-- RECORD EXCERPTS follows --
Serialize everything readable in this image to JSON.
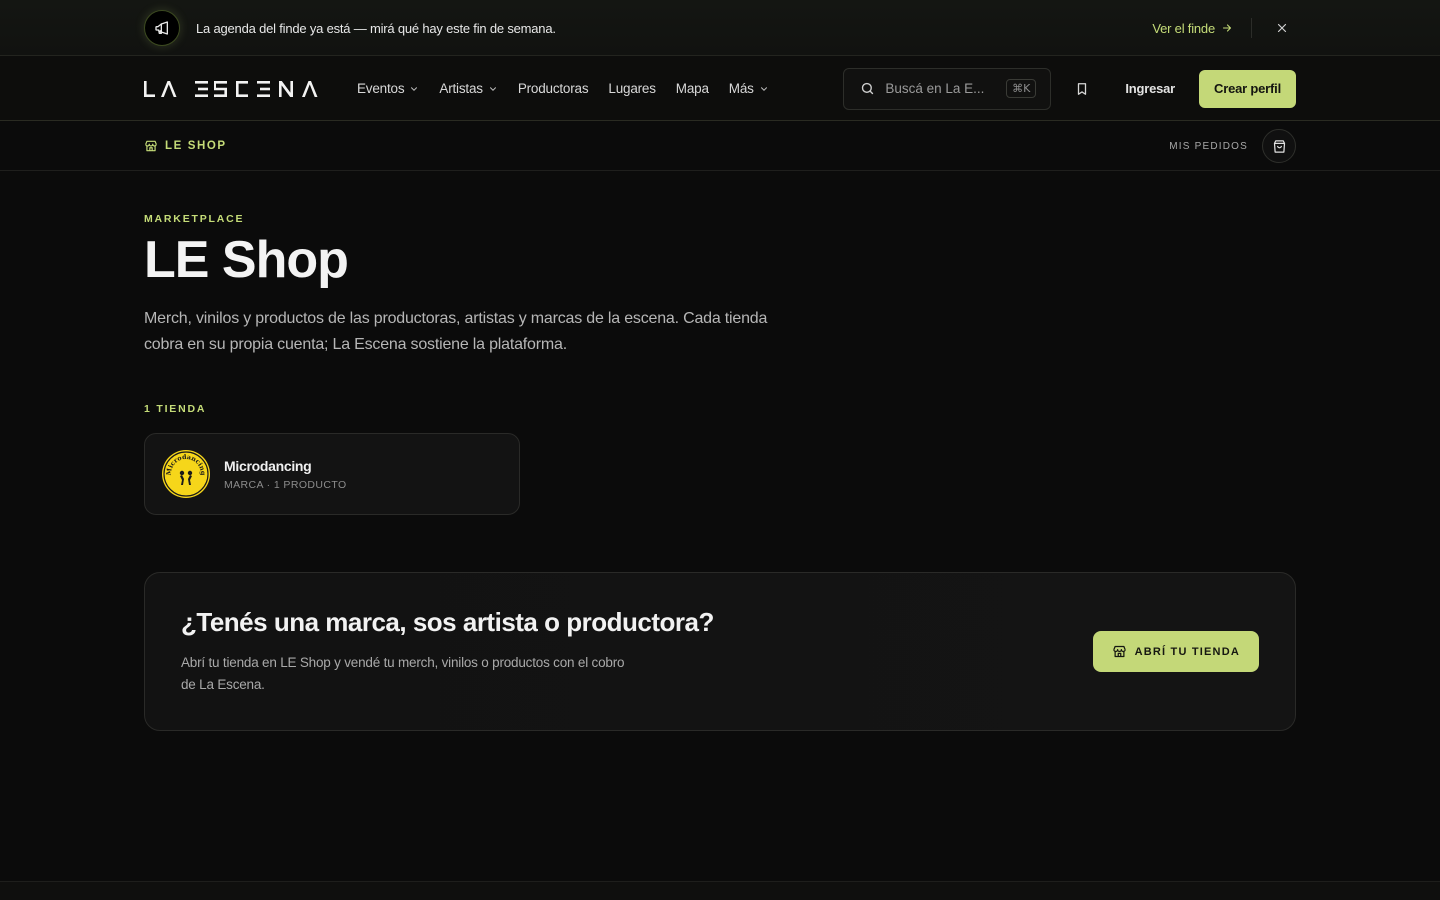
{
  "announcement": {
    "text": "La agenda del finde ya está — mirá qué hay este fin de semana.",
    "link_label": "Ver el finde",
    "icon": "megaphone-icon"
  },
  "nav": {
    "logo": "LA ESCENA",
    "menu": [
      {
        "label": "Eventos",
        "dropdown": true
      },
      {
        "label": "Artistas",
        "dropdown": true
      },
      {
        "label": "Productoras",
        "dropdown": false
      },
      {
        "label": "Lugares",
        "dropdown": false
      },
      {
        "label": "Mapa",
        "dropdown": false
      },
      {
        "label": "Más",
        "dropdown": true
      }
    ],
    "search_placeholder": "Buscá en La E...",
    "search_shortcut": "⌘K",
    "login_label": "Ingresar",
    "cta_label": "Crear perfil"
  },
  "subnav": {
    "title": "LE SHOP",
    "orders_label": "MIS PEDIDOS"
  },
  "hero": {
    "eyebrow": "MARKETPLACE",
    "title": "LE Shop",
    "lead": "Merch, vinilos y productos de las productoras, artistas y marcas de la escena. Cada tienda cobra en su propia cuenta; La Escena sostiene la plataforma."
  },
  "stores": {
    "count_label": "1 TIENDA",
    "items": [
      {
        "name": "Microdancing",
        "meta": "MARCA · 1 PRODUCTO",
        "avatar_text": "Microdancing"
      }
    ]
  },
  "banner": {
    "title": "¿Tenés una marca, sos artista o productora?",
    "description": "Abrí tu tienda en LE Shop y vendé tu merch, vinilos o productos con el cobro de La Escena.",
    "button_label": "ABRÍ TU TIENDA"
  },
  "colors": {
    "accent": "#c4d878",
    "background": "#0b0b0b",
    "avatar_yellow": "#f6d61a"
  }
}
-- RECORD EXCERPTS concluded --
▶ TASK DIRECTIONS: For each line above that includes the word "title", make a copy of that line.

▶ TASK ANSWER:
    "title": "LE SHOP",
    "title": "LE Shop",
    "title": "¿Tenés una marca, sos artista o productora?",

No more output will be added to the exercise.